■ WHAT TO PRODUCE ■
Counting every line in the entries below where the word "Upload" occurs, report how many there are. Give only that number.

■ EXERCISE DATA ■
- - - - -
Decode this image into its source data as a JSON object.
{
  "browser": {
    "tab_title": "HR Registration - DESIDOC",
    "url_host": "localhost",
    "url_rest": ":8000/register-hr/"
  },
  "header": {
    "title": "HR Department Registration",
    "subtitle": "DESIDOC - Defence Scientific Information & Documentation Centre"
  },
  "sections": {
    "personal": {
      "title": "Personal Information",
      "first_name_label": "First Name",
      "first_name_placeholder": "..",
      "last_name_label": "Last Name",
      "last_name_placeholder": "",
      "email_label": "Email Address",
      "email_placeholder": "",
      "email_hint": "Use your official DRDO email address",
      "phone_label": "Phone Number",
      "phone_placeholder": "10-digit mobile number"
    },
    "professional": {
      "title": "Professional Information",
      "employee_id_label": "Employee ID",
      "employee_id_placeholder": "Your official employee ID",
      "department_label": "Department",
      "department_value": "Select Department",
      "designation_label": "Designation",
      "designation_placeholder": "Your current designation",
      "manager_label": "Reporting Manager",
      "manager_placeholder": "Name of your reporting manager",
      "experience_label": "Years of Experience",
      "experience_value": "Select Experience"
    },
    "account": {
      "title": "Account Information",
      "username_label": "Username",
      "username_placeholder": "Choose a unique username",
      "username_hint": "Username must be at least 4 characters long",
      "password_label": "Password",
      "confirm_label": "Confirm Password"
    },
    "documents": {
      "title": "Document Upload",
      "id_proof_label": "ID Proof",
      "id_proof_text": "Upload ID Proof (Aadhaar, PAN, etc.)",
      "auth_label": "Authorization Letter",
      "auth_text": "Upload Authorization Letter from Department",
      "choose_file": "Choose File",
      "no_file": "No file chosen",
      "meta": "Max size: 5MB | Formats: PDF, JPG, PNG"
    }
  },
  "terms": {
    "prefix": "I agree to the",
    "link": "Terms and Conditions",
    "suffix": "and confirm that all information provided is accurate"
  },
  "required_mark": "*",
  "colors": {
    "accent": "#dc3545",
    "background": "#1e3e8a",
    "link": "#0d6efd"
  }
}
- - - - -
■ REPLY ■
3